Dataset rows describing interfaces
■ ■ ■ ■
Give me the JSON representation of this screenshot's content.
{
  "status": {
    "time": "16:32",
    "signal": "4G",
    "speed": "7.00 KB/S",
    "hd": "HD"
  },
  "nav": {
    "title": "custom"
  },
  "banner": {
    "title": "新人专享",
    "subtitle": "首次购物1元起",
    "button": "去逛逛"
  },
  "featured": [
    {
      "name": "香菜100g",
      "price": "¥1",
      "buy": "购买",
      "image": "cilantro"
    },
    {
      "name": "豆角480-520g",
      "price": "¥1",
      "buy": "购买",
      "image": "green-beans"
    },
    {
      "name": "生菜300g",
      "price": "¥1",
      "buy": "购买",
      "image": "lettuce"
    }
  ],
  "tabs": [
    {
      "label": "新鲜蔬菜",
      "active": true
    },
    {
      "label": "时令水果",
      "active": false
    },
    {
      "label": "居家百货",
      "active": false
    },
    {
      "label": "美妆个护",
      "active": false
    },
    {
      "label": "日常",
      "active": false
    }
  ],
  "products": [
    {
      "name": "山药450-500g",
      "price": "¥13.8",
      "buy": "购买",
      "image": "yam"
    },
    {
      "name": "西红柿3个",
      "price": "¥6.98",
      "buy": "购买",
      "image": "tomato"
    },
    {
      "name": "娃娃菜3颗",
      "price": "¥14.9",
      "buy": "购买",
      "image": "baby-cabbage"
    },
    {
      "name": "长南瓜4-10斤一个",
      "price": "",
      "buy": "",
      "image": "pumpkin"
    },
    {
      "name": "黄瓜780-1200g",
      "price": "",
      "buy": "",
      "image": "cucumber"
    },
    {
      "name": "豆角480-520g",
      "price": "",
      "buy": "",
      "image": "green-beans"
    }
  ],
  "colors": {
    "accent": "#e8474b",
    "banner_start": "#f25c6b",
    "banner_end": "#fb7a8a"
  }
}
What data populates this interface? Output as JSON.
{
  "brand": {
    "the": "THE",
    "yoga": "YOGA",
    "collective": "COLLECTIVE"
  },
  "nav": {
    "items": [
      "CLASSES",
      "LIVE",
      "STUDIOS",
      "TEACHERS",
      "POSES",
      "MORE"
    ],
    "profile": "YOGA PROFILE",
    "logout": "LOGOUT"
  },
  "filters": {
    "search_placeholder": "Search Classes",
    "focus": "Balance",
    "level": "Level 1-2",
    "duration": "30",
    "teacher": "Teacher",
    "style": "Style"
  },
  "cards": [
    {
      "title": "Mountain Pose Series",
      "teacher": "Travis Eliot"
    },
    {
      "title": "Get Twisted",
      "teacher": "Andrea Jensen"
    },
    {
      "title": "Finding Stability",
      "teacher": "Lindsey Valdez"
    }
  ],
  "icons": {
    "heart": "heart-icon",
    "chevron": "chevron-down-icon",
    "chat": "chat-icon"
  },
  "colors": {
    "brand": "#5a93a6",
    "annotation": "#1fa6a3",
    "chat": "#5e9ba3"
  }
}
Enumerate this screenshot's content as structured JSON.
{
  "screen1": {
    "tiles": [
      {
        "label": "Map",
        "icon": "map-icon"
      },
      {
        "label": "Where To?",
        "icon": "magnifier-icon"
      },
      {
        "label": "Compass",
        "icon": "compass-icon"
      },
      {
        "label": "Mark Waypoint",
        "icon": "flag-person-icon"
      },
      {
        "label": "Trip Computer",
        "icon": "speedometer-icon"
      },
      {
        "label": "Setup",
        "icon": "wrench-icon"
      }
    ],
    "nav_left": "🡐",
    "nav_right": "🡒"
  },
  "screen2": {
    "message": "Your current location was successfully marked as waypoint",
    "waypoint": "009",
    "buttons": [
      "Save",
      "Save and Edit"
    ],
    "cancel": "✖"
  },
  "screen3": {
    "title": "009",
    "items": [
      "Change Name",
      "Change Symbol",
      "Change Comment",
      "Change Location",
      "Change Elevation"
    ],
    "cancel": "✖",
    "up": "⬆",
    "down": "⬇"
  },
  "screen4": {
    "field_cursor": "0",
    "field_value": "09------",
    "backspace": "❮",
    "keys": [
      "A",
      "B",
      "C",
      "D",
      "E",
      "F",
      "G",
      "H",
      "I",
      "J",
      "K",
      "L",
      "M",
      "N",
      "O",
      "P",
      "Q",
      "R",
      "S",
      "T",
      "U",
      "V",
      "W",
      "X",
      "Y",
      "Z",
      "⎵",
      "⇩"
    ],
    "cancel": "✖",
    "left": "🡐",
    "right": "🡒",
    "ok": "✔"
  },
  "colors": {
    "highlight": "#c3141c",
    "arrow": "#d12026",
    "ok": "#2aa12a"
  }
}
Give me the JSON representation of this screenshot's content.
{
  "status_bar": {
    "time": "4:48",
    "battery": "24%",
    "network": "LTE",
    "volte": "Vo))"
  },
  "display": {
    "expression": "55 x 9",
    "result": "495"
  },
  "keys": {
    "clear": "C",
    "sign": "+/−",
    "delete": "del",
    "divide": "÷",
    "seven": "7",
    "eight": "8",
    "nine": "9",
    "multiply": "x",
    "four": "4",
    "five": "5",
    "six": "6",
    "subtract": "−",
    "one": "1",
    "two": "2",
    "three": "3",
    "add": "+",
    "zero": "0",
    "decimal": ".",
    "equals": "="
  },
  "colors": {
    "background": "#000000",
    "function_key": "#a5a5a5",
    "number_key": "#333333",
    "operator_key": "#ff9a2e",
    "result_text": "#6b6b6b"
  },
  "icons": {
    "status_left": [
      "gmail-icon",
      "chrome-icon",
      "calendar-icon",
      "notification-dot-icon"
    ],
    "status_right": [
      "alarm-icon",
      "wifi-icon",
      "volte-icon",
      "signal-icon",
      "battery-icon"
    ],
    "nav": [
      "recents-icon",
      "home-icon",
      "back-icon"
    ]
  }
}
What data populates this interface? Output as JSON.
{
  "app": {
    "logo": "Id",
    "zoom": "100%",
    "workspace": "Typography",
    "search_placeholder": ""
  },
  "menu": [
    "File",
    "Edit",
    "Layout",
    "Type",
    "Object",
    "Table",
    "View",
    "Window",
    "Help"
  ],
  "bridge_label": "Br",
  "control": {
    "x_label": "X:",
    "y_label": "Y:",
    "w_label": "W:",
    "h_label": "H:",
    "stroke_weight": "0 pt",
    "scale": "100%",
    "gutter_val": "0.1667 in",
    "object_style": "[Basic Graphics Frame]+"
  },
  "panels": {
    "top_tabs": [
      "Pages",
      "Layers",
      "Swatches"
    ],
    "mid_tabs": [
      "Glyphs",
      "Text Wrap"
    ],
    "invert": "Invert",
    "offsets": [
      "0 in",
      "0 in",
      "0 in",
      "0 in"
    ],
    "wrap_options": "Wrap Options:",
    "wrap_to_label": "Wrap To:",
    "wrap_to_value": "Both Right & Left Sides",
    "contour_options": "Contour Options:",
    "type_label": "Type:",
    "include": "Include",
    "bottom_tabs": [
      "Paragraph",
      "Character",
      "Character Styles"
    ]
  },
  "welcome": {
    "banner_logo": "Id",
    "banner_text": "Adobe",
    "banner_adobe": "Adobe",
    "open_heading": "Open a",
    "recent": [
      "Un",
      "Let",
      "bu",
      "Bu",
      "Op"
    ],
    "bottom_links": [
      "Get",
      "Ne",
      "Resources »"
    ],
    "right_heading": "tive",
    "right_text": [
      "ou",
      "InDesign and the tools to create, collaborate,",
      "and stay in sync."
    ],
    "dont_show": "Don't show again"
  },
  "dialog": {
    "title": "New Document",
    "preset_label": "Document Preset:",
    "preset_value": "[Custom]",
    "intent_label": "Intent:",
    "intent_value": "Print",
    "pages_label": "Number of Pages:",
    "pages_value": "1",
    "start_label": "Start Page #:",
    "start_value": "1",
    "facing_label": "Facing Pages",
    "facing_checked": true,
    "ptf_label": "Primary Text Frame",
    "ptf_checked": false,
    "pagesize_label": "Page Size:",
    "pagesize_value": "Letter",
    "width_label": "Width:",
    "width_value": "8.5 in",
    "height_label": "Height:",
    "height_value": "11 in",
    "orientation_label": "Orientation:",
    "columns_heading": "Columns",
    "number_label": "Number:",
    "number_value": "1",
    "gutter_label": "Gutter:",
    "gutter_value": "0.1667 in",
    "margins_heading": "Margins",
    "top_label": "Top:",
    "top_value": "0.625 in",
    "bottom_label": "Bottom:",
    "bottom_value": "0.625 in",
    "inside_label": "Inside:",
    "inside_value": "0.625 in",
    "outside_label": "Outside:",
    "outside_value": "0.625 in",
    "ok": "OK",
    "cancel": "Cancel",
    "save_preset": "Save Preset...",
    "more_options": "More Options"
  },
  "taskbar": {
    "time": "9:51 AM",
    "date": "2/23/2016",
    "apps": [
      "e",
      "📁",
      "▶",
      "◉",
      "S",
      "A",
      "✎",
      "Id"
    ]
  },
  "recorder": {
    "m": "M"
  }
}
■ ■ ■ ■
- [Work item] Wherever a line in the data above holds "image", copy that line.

- [Answer section]
      "image": "cilantro"
      "image": "green-beans"
      "image": "lettuce"
      "image": "yam"
      "image": "tomato"
      "image": "baby-cabbage"
      "image": "pumpkin"
      "image": "cucumber"
      "image": "green-beans"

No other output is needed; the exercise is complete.